→ EXERCISE DETAILS
Set down the entries below exactly; drop the pictures.

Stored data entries
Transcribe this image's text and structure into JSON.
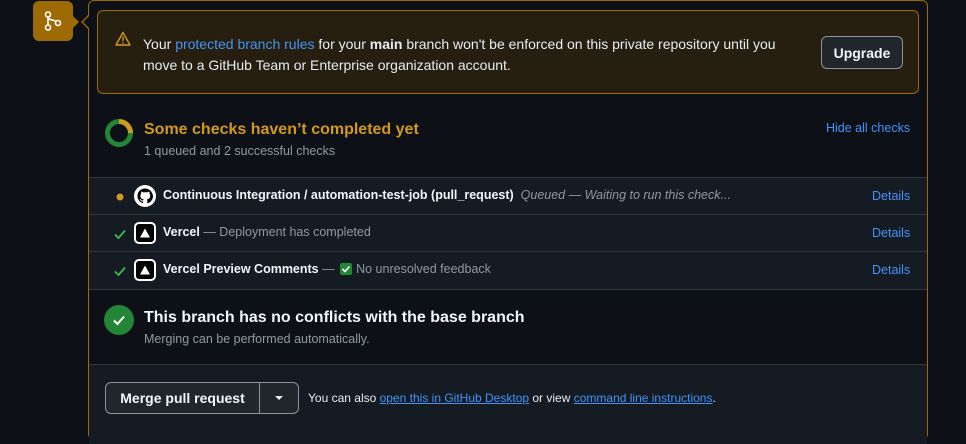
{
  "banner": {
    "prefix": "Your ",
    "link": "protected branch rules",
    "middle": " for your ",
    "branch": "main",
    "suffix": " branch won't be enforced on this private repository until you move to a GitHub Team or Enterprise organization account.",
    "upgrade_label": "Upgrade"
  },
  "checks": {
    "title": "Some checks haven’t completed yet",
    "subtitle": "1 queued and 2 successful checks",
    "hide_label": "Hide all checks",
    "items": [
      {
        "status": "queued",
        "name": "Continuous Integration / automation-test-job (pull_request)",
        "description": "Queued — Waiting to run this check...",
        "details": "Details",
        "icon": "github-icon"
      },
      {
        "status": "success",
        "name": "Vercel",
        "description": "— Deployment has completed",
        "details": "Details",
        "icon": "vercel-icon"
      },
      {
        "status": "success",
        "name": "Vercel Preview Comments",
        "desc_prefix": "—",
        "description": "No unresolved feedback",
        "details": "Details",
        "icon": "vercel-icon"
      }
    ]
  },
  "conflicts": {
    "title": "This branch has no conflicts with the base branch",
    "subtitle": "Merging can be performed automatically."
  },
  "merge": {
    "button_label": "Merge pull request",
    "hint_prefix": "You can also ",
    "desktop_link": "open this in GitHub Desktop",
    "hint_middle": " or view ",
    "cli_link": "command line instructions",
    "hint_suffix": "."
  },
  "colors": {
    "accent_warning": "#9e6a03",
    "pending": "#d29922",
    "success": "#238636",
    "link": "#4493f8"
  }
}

→ FINISHED EXERCISE
Transcribe this image's text and structure into JSON.
{
  "banner": {
    "prefix": "Your ",
    "link": "protected branch rules",
    "middle": " for your ",
    "branch": "main",
    "suffix": " branch won't be enforced on this private repository until you move to a GitHub Team or Enterprise organization account.",
    "upgrade_label": "Upgrade"
  },
  "checks": {
    "title": "Some checks haven’t completed yet",
    "subtitle": "1 queued and 2 successful checks",
    "hide_label": "Hide all checks",
    "items": [
      {
        "status": "queued",
        "name": "Continuous Integration / automation-test-job (pull_request)",
        "description": "Queued — Waiting to run this check...",
        "details": "Details",
        "icon": "github-icon"
      },
      {
        "status": "success",
        "name": "Vercel",
        "description": "— Deployment has completed",
        "details": "Details",
        "icon": "vercel-icon"
      },
      {
        "status": "success",
        "name": "Vercel Preview Comments",
        "desc_prefix": "—",
        "description": "No unresolved feedback",
        "details": "Details",
        "icon": "vercel-icon"
      }
    ]
  },
  "conflicts": {
    "title": "This branch has no conflicts with the base branch",
    "subtitle": "Merging can be performed automatically."
  },
  "merge": {
    "button_label": "Merge pull request",
    "hint_prefix": "You can also ",
    "desktop_link": "open this in GitHub Desktop",
    "hint_middle": " or view ",
    "cli_link": "command line instructions",
    "hint_suffix": "."
  },
  "colors": {
    "accent_warning": "#9e6a03",
    "pending": "#d29922",
    "success": "#238636",
    "link": "#4493f8"
  }
}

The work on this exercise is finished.